Read the whole thing. You’re the Executive Director of Educators for Excellence Los Angeles; What does that actually mean you do on a day -to-day basis?
E4E is a teacher-led organization that seeks to elevate the voices of educators in the policy decisions that affect our classrooms and careers. As a result, I spend at least two days a week at schools, meeting with teachers and watching their work in action, learning from their perspectives. This also keeps me grounded during my meetings with policymakers, district leaders, community-based organizations and others influencing reform. I’m an education news junkie, which is pretty essential to my work, so I also keep up with headlines, research and trends.

What are some of the biggest challenges you face in that work?
We have a very polarizing dynamic in public education. For instance, there are loud voices that position student test data as this scourge on public education, while voices on the opposite end of the spectrum talk about test data as a panacea for reform.
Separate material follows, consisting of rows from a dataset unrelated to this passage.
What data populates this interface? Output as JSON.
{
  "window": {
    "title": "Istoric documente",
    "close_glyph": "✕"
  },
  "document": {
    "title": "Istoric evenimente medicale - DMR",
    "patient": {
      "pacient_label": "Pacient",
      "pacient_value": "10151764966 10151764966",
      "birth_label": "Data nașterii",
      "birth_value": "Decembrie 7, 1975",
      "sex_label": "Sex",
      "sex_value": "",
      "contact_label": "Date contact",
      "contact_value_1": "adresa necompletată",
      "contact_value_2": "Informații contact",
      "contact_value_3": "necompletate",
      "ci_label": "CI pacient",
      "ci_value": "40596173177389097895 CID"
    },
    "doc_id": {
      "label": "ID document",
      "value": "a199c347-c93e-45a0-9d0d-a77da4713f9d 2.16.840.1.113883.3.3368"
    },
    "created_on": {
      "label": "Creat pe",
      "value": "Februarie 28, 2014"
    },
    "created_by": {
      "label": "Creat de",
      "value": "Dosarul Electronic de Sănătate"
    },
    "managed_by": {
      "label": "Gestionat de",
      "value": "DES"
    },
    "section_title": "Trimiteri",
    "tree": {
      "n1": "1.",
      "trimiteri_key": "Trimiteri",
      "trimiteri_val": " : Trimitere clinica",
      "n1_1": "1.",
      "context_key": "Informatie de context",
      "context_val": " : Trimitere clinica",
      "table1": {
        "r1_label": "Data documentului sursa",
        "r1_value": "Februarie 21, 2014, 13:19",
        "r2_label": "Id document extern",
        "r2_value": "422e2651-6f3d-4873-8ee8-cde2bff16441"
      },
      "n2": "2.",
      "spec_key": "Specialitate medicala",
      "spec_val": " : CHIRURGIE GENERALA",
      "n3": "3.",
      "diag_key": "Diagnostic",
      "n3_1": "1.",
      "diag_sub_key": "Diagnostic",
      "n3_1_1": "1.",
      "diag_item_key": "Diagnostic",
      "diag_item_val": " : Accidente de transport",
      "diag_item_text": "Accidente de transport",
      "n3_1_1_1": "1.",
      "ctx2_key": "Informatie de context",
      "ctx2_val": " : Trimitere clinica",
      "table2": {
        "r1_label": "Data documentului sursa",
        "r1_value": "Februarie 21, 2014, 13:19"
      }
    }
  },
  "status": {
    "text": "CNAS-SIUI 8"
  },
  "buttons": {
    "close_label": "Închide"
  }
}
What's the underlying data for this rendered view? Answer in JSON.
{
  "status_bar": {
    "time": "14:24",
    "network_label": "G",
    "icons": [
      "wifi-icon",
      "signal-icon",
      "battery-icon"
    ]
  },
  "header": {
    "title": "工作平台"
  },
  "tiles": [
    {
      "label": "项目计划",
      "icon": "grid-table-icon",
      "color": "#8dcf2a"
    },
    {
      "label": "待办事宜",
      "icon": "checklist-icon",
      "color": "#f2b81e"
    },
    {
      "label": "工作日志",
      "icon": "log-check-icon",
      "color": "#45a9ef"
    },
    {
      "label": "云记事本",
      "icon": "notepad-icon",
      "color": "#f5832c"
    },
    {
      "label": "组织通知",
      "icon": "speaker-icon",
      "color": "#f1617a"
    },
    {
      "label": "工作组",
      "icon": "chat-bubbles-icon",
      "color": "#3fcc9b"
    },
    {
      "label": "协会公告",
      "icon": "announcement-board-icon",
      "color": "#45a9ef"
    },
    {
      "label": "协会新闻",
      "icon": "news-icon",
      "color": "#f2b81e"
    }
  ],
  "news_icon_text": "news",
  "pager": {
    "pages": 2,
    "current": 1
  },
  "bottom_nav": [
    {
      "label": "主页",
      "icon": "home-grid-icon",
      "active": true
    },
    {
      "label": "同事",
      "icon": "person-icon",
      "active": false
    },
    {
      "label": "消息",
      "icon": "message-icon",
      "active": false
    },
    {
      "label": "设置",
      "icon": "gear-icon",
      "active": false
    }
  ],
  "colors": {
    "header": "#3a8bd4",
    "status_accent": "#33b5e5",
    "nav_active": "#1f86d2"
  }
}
Most teachers are in the Rational Middle and have managed to navigate this contentious debate by closing their classroom doors and doing the best they can for their students. My job is to inspire these teachers to open their doors, get informed, get connected with like-minded peers and take action to raise their voices and cut through the rhetoric that prevents us from making progress.

How did you come to work in education?
Ten years ago, I was a college student majoring in creative writing with every intention of being a poor poet. My senior year, I volunteered to teach a poetry workshop in a women’s prison. I realized that I loved the art of teaching poetry more than I loved writing poetry. That effectively ended my career as a poor poet and began my career as a poor public school teacher. Teaching is incredibly creative and rigorous.

What motivates you?
George Norman Moody II. He was the student who challenged me the most. I remember thinking, “If I can motivate George to excel, I’ll be a better teacher for all my students.” George was the boy who falls through the cracks of our achievement gap. He was full of raw talent but underperforming. George, and kids like him, keep me going every day, but they also keep me up at night.

What do you see as the biggest challenge in public education today?
Adults need to be as courageous as our students. As a teacher, I asked my English Language Learners to memorize and recite Shakespearean sonnets, to walk through rival gang territory to get to my class on time, to be the first person in their family to go away to college. Yet, we adults often don’t exercise the kind of courage we ask of our students. If we want our kids to make education their number one priority, we must make students the number one priority of public education.

What do you hope to accomplish in the next 10 years?
I hope to do my part to close the education access and achievement gap in California.

Who are some individuals you admire in the education field, or individuals you admire in other fields whose examples shape your work in education?
I admire those renegade teachers in California that design and launch their own pilot schools. I also admire my partner, Joan, who opened a public school in the poorest congressional district in America where the walls were lined with book cases and the kids traveled abroad for the summer.

The opinions expressed in Sara Mead’s Policy Notebook are strictly those of the author(s) and do not reflect the opinions or endorsement of Editorial Projects in Education, or any of its publications.